What is required -> Write out the entries verbatim and leave the images out of the copy.

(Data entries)
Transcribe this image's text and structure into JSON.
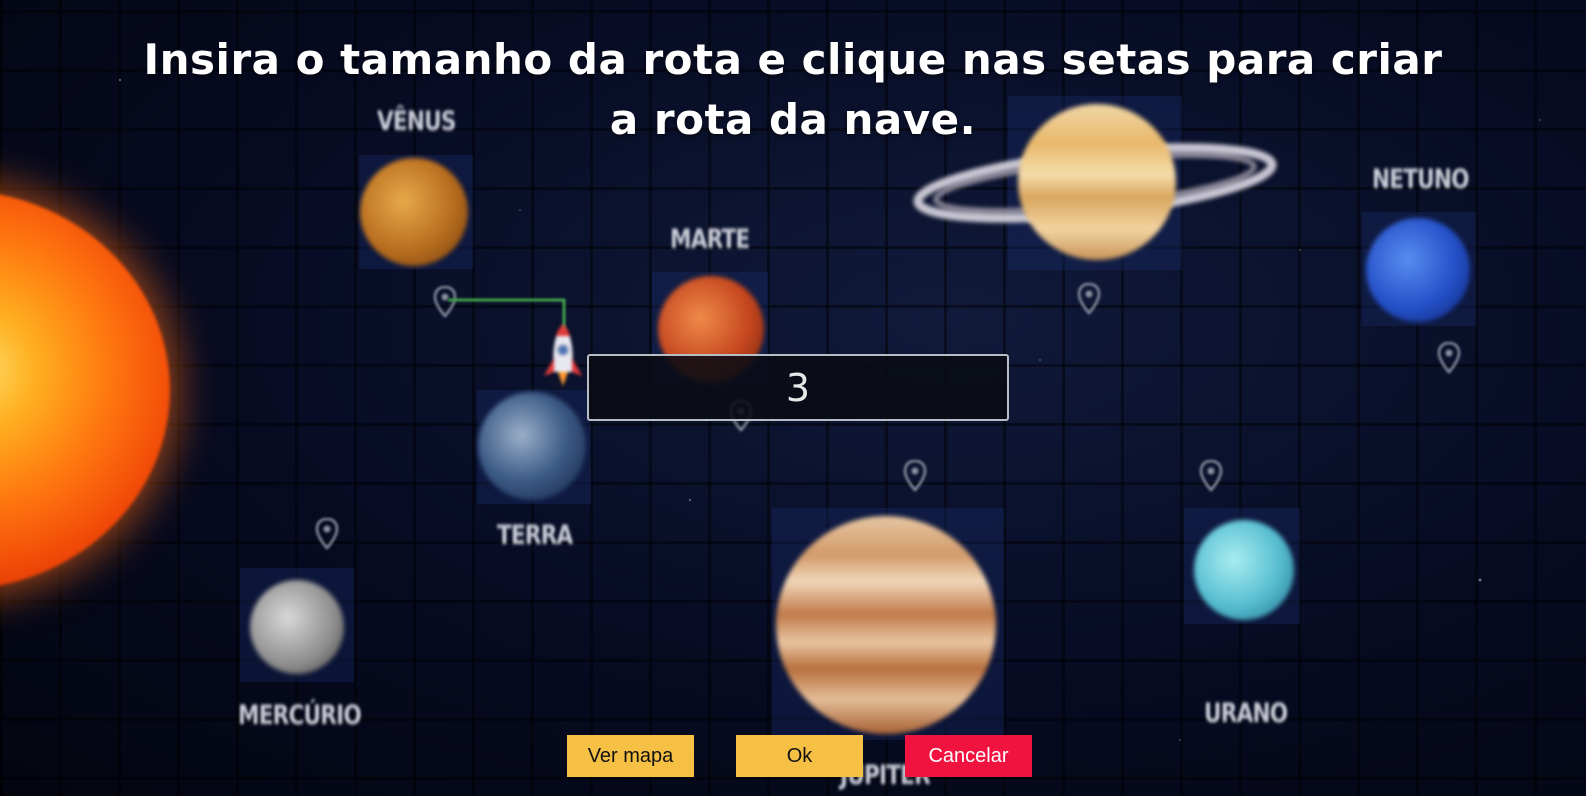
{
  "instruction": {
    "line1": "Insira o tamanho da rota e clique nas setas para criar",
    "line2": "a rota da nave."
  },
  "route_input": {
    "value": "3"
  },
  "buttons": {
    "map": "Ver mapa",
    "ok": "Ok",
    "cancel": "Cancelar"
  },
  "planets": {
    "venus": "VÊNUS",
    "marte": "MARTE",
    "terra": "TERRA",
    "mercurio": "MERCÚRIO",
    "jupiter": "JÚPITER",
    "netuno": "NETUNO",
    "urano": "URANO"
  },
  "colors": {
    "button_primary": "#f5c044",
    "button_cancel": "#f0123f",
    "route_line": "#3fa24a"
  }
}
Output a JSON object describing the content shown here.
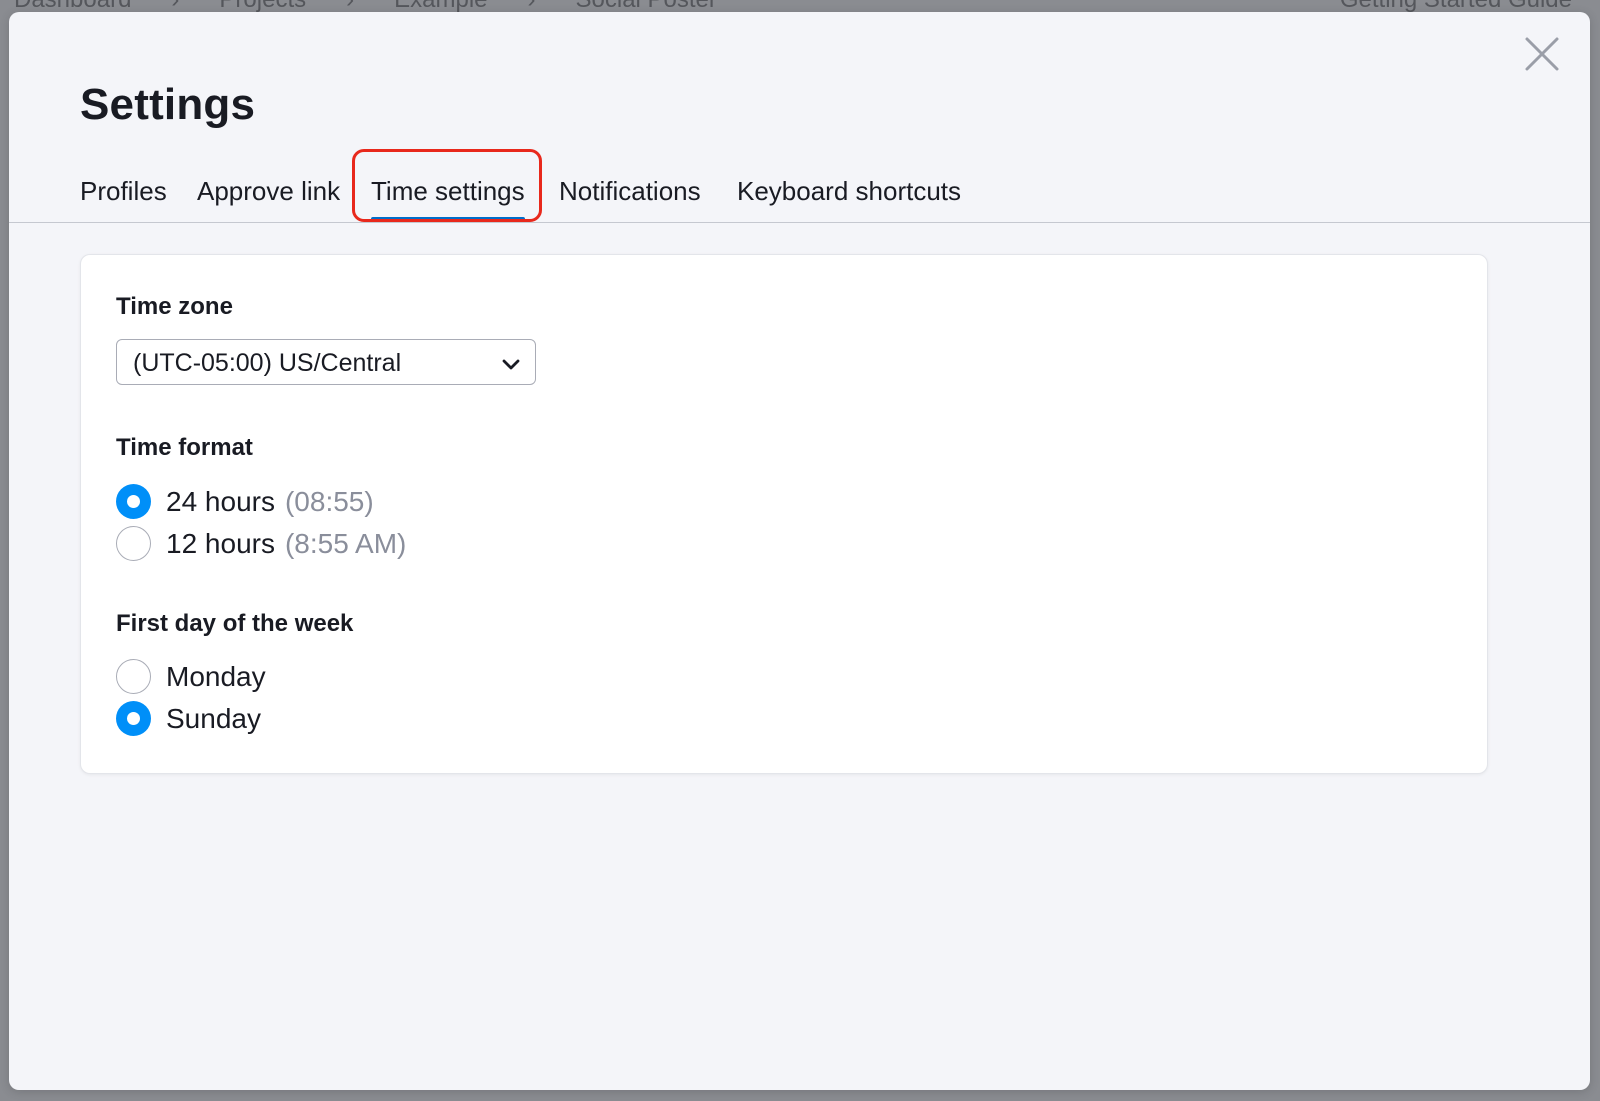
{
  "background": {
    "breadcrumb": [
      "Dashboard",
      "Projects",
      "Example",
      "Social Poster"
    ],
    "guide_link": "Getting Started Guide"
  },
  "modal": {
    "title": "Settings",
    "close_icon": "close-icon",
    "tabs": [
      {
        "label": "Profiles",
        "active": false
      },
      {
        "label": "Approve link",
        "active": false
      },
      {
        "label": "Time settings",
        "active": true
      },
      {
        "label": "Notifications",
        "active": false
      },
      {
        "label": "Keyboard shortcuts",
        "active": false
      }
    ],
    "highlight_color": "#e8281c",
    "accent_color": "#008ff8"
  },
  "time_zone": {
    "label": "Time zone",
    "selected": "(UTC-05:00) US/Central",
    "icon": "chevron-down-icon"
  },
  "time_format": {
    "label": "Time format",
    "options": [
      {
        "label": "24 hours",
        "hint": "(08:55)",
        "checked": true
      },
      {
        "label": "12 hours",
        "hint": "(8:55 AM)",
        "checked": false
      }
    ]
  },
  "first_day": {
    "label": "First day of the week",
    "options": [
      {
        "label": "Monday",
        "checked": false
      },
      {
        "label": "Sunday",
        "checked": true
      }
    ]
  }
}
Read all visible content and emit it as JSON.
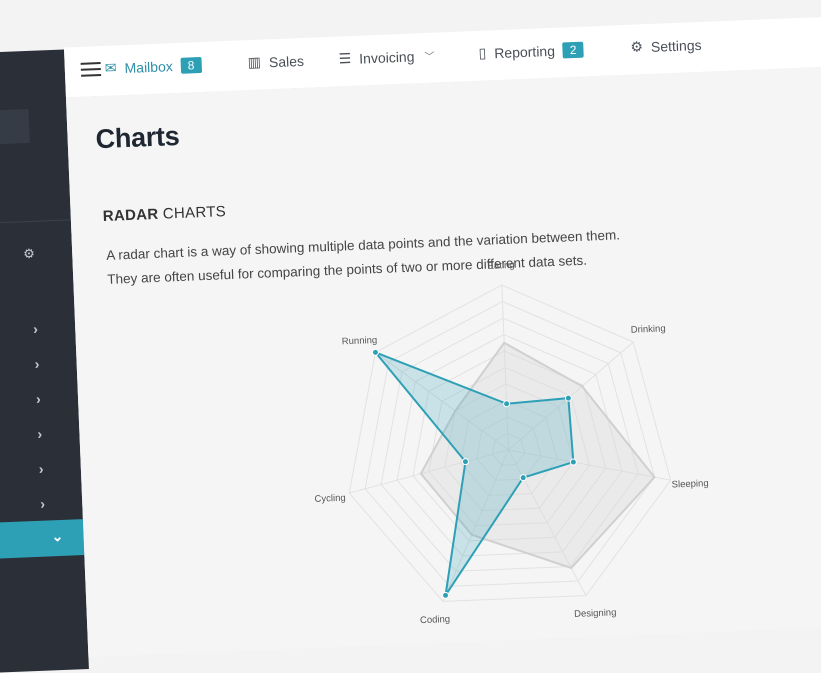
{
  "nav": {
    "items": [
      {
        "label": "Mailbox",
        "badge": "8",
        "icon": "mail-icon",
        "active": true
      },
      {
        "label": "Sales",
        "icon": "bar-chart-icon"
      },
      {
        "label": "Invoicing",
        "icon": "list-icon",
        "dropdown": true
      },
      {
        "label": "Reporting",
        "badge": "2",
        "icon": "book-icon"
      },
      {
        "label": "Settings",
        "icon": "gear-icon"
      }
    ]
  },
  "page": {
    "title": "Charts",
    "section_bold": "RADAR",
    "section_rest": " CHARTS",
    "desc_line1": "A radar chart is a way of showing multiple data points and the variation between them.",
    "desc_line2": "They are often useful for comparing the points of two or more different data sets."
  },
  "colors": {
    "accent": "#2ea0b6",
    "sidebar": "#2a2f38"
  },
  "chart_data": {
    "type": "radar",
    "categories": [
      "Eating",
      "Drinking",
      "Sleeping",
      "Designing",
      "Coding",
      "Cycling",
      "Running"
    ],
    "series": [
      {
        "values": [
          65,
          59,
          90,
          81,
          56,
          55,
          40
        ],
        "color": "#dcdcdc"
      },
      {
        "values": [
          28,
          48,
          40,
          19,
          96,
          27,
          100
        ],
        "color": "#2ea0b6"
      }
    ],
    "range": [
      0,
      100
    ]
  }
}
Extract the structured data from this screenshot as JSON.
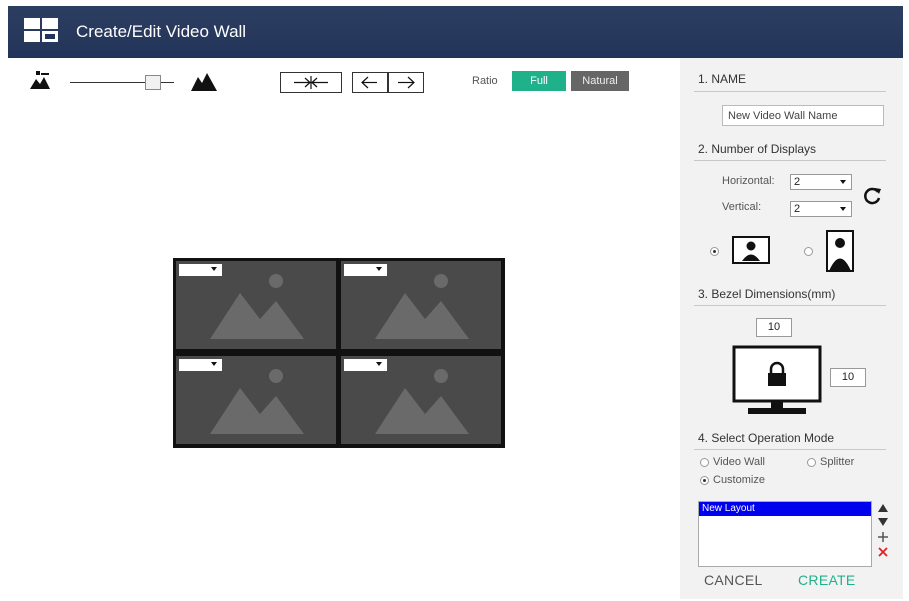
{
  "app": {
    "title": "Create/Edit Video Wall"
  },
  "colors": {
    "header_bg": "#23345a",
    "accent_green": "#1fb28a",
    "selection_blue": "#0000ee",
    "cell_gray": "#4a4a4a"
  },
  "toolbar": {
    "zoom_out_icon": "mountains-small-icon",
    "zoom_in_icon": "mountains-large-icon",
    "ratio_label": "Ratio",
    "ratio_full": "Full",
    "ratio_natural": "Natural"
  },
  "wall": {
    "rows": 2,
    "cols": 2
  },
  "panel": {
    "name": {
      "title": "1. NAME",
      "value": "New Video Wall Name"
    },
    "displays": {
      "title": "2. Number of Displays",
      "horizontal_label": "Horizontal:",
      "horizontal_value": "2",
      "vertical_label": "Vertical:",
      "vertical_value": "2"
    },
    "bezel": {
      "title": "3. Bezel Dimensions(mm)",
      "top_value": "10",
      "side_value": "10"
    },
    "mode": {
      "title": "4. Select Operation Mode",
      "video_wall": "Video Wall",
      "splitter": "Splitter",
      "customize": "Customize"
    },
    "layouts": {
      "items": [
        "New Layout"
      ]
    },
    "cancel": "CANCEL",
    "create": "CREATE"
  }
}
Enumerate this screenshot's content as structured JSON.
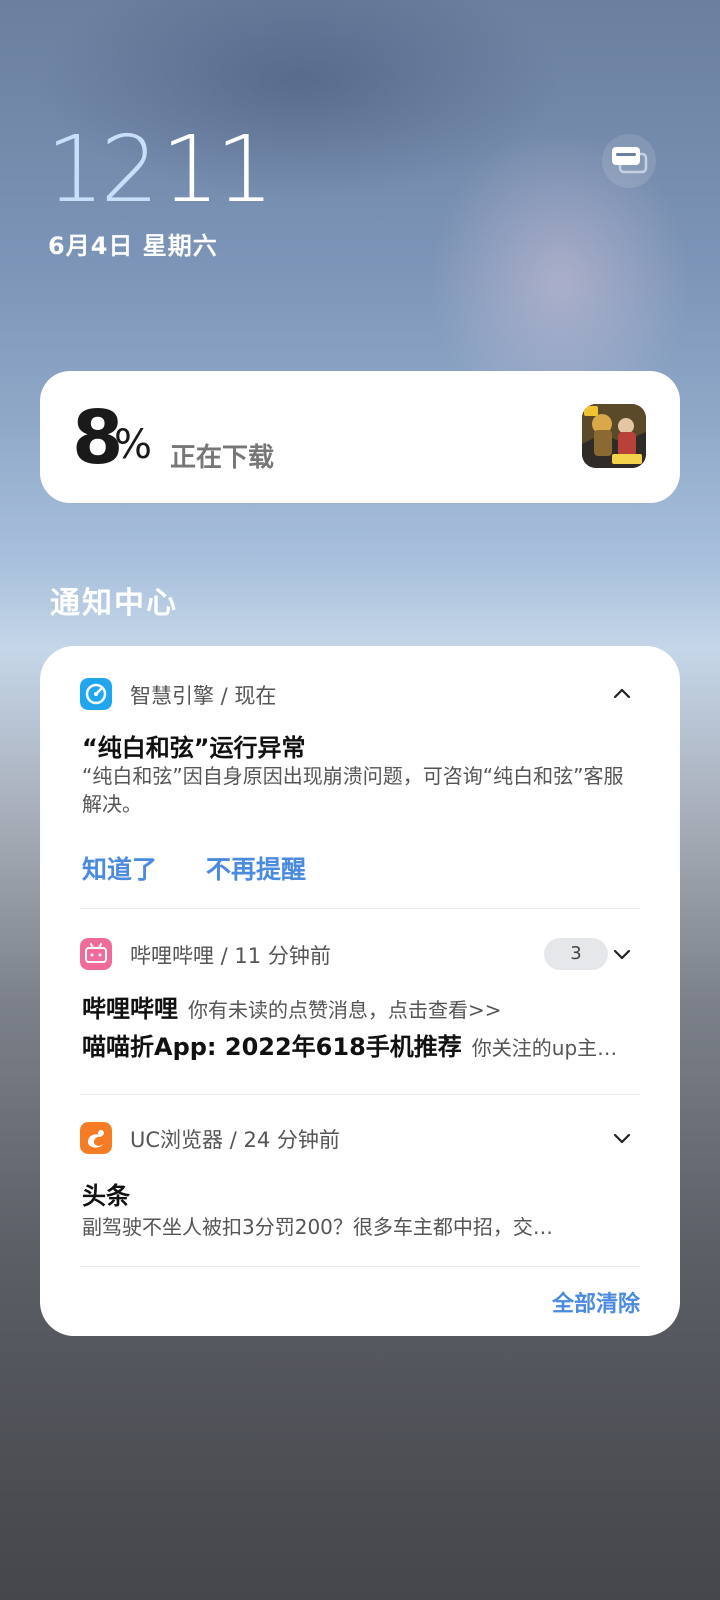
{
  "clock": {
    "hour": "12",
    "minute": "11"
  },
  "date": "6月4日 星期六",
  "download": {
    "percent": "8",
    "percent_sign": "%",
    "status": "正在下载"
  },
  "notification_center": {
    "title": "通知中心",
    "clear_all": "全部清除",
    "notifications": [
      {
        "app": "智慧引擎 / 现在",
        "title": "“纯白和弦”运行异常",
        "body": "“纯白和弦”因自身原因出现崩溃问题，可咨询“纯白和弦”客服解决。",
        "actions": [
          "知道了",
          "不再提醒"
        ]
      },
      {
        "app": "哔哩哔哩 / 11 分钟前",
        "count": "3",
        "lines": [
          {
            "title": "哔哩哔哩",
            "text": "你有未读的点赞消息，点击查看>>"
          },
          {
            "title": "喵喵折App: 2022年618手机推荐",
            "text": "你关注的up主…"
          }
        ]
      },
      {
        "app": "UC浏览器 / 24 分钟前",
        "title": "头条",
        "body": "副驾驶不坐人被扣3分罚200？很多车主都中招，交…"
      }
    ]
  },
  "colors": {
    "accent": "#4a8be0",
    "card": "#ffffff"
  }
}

The completed task ->
Transcribe this image's text and structure into JSON.
{
  "instruction": {
    "line1": "Insira o tamanho da rota e clique nas setas para criar",
    "line2": "a rota da nave."
  },
  "route_input": {
    "value": "3"
  },
  "buttons": {
    "map": "Ver mapa",
    "ok": "Ok",
    "cancel": "Cancelar"
  },
  "planets": {
    "venus": "VÊNUS",
    "marte": "MARTE",
    "terra": "TERRA",
    "mercurio": "MERCÚRIO",
    "jupiter": "JÚPITER",
    "netuno": "NETUNO",
    "urano": "URANO"
  },
  "colors": {
    "button_primary": "#f5c044",
    "button_cancel": "#f0123f",
    "route_line": "#3fa24a"
  }
}
Output a JSON object describing the content shown here.
{
  "background": {
    "breadcrumb": [
      "Dashboard",
      "Projects",
      "Example",
      "Social Poster"
    ],
    "guide_link": "Getting Started Guide"
  },
  "modal": {
    "title": "Settings",
    "close_icon": "close-icon",
    "tabs": [
      {
        "label": "Profiles",
        "active": false
      },
      {
        "label": "Approve link",
        "active": false
      },
      {
        "label": "Time settings",
        "active": true
      },
      {
        "label": "Notifications",
        "active": false
      },
      {
        "label": "Keyboard shortcuts",
        "active": false
      }
    ],
    "highlight_color": "#e8281c",
    "accent_color": "#008ff8"
  },
  "time_zone": {
    "label": "Time zone",
    "selected": "(UTC-05:00) US/Central",
    "icon": "chevron-down-icon"
  },
  "time_format": {
    "label": "Time format",
    "options": [
      {
        "label": "24 hours",
        "hint": "(08:55)",
        "checked": true
      },
      {
        "label": "12 hours",
        "hint": "(8:55 AM)",
        "checked": false
      }
    ]
  },
  "first_day": {
    "label": "First day of the week",
    "options": [
      {
        "label": "Monday",
        "checked": false
      },
      {
        "label": "Sunday",
        "checked": true
      }
    ]
  }
}
Read all visible content and emit it as JSON.
{
  "nav": {
    "items": [
      {
        "label": "Mailbox",
        "badge": "8",
        "icon": "mail-icon",
        "active": true
      },
      {
        "label": "Sales",
        "icon": "bar-chart-icon"
      },
      {
        "label": "Invoicing",
        "icon": "list-icon",
        "dropdown": true
      },
      {
        "label": "Reporting",
        "badge": "2",
        "icon": "book-icon"
      },
      {
        "label": "Settings",
        "icon": "gear-icon"
      }
    ]
  },
  "page": {
    "title": "Charts",
    "section_bold": "RADAR",
    "section_rest": " CHARTS",
    "desc_line1": "A radar chart is a way of showing multiple data points and the variation between them.",
    "desc_line2": "They are often useful for comparing the points of two or more different data sets."
  },
  "colors": {
    "accent": "#2ea0b6",
    "sidebar": "#2a2f38"
  },
  "chart_data": {
    "type": "radar",
    "categories": [
      "Eating",
      "Drinking",
      "Sleeping",
      "Designing",
      "Coding",
      "Cycling",
      "Running"
    ],
    "series": [
      {
        "values": [
          65,
          59,
          90,
          81,
          56,
          55,
          40
        ],
        "color": "#dcdcdc"
      },
      {
        "values": [
          28,
          48,
          40,
          19,
          96,
          27,
          100
        ],
        "color": "#2ea0b6"
      }
    ],
    "range": [
      0,
      100
    ]
  }
}
Extract the structured data from this screenshot as JSON.
{
  "app": {
    "title": "Create/Edit Video Wall"
  },
  "colors": {
    "header_bg": "#23345a",
    "accent_green": "#1fb28a",
    "selection_blue": "#0000ee",
    "cell_gray": "#4a4a4a"
  },
  "toolbar": {
    "zoom_out_icon": "mountains-small-icon",
    "zoom_in_icon": "mountains-large-icon",
    "ratio_label": "Ratio",
    "ratio_full": "Full",
    "ratio_natural": "Natural"
  },
  "wall": {
    "rows": 2,
    "cols": 2
  },
  "panel": {
    "name": {
      "title": "1. NAME",
      "value": "New Video Wall Name"
    },
    "displays": {
      "title": "2. Number of Displays",
      "horizontal_label": "Horizontal:",
      "horizontal_value": "2",
      "vertical_label": "Vertical:",
      "vertical_value": "2"
    },
    "bezel": {
      "title": "3. Bezel Dimensions(mm)",
      "top_value": "10",
      "side_value": "10"
    },
    "mode": {
      "title": "4. Select Operation Mode",
      "video_wall": "Video Wall",
      "splitter": "Splitter",
      "customize": "Customize"
    },
    "layouts": {
      "items": [
        "New Layout"
      ]
    },
    "cancel": "CANCEL",
    "create": "CREATE"
  }
}
Enumerate this screenshot's content as structured JSON.
{
  "clock": {
    "hour": "12",
    "minute": "11"
  },
  "date": "6月4日 星期六",
  "download": {
    "percent": "8",
    "percent_sign": "%",
    "status": "正在下载"
  },
  "notification_center": {
    "title": "通知中心",
    "clear_all": "全部清除",
    "notifications": [
      {
        "app": "智慧引擎 / 现在",
        "title": "“纯白和弦”运行异常",
        "body": "“纯白和弦”因自身原因出现崩溃问题，可咨询“纯白和弦”客服解决。",
        "actions": [
          "知道了",
          "不再提醒"
        ]
      },
      {
        "app": "哔哩哔哩 / 11 分钟前",
        "count": "3",
        "lines": [
          {
            "title": "哔哩哔哩",
            "text": "你有未读的点赞消息，点击查看>>"
          },
          {
            "title": "喵喵折App: 2022年618手机推荐",
            "text": "你关注的up主…"
          }
        ]
      },
      {
        "app": "UC浏览器 / 24 分钟前",
        "title": "头条",
        "body": "副驾驶不坐人被扣3分罚200？很多车主都中招，交…"
      }
    ]
  },
  "colors": {
    "accent": "#4a8be0",
    "card": "#ffffff"
  }
}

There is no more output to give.